Posted on Oct 06, 2005 under Gaming News |
Why all the controversy with the “Hot Coffee” easter egg on Grand Theft Auto?
It’s a game about running people over. You can beat hookers to death. You can go postal at restruants… they are even old ladies to shoot. But there’s a cheat that allows sex — with your girlfriend, no less — and now the game’s off the shelves.
Ok, I completely understand the AO rating. I even understand Wal-Mart and so forth refusing to stock it. And I think Rockstar’s excuse about “leftover content” is up there “my dog ate it”.
I just don’t understand the lawsuits parents are bringing against Rockstar, because they feel misled by the game’s labeling and packaging. It wasn’t rated Everyone or even Teen, GTA already had an M because of the hookers and, oh yeah, graphic violence.

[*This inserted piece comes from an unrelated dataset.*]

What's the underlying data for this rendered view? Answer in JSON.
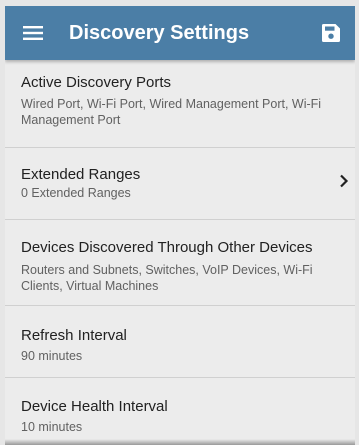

So parents bought their pre-teen sons a game about beating people to death, but didn’t want him to see boobs? What kind of morality is that? It’s ok to run people over and shoot bystanders, as long as no one has sex?
I’d expect the kids to grow up and get laid, rather than grow up and beat people to death (Unless they’re turned violent by those evil videogames and that metal music).
Hey, parents, you know there’s this thing on the computer where your son can see naked girls? It’s called the internet. Personally, I’d much rather have my teenage son watching pretend porn than shooting up pretend bystanders, but I was raised by crazy hippies!
Porn or games or the combination of the two isn’t the problem. Bad parents are the problem.
Pretty unbiased article here: http://news.bbc.co.uk/1/hi/technology/4671429.stm
Popularity: 2% [?]
Posted on Oct 06, 2005 under Gaming News, In The Media |
Wired’s article on gamers in movies talks about the way gamers are shown in movies.
In Japan, skilled videogame players are treated with the reverence Americans reserve for rappers and athletes. It’s no wonder that anime films show gamers as attractive (showered!) and popular. Most interestingly, videogames are a date activity, and the girls even win sometimes! It’s a bit of a stretch for those of us who’ve been in an American arcade, but still. Girls playing. And winning. What a concept.
Adam Sandler’s new movie Grandma’s Boy will show a game tester as the main character. Did you catch the part about Adam Sandler? Can this be anything other than another joke about gamers and their inability to get laid/ have friends/leave the house?
At least Ed in Shaun of the Dead had the amazing aim born of many hours on a first-person shooter. So maybe he didn’t pay much attention to clothes or girls, but at least he knows a loaded weapon when he sees one… hanging over the bar at the local pub.
Popularity: 2% [?]